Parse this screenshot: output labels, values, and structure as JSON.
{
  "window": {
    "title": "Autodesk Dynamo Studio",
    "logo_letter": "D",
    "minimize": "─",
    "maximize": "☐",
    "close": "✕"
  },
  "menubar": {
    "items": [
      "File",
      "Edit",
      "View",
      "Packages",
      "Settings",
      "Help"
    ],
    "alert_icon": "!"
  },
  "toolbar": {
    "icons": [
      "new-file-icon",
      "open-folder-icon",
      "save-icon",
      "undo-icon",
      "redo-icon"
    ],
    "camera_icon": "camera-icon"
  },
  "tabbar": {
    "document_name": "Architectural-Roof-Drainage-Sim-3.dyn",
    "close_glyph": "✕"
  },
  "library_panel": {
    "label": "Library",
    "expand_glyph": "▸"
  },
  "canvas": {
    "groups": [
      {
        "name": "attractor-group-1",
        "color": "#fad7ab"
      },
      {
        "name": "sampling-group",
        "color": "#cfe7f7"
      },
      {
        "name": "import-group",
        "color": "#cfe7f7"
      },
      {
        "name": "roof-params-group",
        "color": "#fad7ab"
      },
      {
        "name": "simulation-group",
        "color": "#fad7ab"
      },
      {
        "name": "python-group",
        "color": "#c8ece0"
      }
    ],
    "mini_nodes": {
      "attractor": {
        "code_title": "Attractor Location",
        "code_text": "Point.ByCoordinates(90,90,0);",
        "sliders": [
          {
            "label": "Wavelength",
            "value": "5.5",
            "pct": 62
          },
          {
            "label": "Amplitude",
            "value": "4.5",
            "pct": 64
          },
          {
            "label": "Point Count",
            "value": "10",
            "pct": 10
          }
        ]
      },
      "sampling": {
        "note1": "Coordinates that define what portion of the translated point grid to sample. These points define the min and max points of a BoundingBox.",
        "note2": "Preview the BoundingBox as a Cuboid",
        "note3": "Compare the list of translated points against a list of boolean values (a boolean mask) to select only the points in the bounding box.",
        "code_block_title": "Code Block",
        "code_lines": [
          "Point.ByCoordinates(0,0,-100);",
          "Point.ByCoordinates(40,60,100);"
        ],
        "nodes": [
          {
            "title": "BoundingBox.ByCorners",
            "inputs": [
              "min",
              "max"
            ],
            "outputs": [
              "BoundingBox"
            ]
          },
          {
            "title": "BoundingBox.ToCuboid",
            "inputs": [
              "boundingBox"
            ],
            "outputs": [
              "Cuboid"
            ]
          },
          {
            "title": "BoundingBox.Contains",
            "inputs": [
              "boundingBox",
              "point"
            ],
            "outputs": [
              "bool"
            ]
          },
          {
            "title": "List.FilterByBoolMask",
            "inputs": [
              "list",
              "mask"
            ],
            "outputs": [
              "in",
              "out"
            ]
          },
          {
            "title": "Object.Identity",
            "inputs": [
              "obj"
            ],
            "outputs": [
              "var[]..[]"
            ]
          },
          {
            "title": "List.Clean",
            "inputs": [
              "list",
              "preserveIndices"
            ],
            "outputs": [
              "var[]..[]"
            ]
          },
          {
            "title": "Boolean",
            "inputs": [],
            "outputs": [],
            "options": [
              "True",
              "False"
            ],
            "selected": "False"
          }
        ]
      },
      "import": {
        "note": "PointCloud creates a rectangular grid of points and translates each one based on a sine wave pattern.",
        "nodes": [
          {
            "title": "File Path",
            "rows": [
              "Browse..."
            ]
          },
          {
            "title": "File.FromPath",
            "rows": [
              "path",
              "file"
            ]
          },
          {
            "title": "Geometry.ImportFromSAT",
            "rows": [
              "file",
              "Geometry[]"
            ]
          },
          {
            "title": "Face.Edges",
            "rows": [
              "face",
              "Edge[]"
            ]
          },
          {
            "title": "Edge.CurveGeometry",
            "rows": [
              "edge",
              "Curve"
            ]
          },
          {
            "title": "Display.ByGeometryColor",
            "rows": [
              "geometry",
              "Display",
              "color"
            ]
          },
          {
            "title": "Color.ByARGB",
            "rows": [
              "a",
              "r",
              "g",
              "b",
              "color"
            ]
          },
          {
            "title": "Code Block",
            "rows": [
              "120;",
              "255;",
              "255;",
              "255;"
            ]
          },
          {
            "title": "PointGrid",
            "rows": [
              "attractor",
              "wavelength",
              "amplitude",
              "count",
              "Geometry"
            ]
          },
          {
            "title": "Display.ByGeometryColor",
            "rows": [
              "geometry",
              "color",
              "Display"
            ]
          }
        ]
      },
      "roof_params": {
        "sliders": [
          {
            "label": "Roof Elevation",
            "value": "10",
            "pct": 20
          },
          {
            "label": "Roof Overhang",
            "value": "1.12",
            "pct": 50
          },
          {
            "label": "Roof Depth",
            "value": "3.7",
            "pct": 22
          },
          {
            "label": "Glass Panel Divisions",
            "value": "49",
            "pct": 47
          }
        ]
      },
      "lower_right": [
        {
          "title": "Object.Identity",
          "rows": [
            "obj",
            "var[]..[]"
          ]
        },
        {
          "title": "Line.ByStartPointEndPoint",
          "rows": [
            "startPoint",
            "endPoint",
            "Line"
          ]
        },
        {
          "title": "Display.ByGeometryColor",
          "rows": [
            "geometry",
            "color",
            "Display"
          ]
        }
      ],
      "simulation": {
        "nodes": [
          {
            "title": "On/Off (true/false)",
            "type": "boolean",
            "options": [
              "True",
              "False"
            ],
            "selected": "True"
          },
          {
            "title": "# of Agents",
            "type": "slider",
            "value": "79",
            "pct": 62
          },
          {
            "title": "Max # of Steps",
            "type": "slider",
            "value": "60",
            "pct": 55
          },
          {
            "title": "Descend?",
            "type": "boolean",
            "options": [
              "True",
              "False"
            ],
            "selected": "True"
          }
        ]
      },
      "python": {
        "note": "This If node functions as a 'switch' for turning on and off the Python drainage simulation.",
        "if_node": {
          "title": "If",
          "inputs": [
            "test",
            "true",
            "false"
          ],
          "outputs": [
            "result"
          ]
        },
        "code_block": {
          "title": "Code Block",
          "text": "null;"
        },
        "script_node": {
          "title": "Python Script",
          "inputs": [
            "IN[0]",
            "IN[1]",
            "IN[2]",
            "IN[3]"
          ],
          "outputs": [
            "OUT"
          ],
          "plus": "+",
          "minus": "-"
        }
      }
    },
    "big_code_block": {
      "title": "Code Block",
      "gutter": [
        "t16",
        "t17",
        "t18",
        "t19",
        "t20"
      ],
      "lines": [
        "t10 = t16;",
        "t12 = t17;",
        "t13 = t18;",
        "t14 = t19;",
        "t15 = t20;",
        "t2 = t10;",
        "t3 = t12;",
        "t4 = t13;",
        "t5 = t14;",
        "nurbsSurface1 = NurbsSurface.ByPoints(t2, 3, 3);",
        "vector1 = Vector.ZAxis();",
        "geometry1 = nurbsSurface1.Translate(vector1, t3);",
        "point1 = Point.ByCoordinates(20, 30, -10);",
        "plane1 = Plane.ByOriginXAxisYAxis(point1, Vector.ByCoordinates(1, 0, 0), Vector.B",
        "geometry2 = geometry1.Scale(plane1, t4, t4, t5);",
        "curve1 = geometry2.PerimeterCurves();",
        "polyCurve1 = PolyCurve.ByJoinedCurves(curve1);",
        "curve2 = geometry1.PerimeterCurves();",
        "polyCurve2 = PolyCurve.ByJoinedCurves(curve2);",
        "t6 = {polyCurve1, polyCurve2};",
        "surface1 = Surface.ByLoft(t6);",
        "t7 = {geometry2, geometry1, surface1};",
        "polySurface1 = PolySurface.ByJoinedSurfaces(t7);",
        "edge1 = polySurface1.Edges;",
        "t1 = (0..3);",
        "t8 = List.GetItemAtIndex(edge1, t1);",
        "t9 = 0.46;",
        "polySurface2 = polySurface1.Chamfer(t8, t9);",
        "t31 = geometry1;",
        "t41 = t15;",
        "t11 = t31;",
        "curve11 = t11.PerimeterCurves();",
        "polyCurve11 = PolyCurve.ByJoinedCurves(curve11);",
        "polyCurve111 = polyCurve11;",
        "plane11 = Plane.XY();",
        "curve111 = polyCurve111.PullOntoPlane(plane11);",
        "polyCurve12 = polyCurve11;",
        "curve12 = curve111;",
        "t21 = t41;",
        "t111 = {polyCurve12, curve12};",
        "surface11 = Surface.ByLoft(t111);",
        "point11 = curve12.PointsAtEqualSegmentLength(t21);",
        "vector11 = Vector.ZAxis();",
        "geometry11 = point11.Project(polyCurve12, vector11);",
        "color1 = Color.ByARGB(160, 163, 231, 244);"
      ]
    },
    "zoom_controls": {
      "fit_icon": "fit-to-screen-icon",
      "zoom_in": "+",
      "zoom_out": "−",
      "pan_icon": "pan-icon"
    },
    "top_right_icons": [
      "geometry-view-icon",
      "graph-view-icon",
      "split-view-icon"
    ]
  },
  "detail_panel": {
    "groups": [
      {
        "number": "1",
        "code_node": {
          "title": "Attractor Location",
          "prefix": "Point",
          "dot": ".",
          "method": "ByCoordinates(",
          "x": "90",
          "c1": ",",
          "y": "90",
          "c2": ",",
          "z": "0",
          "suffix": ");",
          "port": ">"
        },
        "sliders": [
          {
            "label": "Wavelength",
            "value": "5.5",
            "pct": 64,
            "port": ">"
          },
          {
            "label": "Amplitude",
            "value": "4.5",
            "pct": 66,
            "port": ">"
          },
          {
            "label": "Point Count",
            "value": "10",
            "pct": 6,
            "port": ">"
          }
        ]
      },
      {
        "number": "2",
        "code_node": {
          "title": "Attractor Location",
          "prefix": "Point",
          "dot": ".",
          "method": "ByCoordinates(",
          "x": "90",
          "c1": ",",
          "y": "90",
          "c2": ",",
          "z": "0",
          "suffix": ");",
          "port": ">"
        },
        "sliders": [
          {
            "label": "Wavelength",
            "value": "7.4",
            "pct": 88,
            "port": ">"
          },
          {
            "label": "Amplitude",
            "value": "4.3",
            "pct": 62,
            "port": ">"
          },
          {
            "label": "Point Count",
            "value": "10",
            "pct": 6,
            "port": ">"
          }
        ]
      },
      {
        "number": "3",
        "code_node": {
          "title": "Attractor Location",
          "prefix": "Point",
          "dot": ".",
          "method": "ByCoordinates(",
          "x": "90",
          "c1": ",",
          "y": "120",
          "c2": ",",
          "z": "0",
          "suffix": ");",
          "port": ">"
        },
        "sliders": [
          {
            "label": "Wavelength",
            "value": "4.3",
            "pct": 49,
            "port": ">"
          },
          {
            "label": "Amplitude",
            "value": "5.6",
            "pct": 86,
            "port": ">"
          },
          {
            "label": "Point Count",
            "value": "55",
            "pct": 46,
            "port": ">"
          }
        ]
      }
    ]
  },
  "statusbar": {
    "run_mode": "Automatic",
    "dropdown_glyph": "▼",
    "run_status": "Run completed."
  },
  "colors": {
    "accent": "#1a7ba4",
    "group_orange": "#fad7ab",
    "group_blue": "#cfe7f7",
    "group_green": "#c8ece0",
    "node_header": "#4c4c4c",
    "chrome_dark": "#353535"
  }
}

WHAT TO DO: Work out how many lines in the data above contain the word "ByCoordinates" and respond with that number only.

ANSWER BOX: 8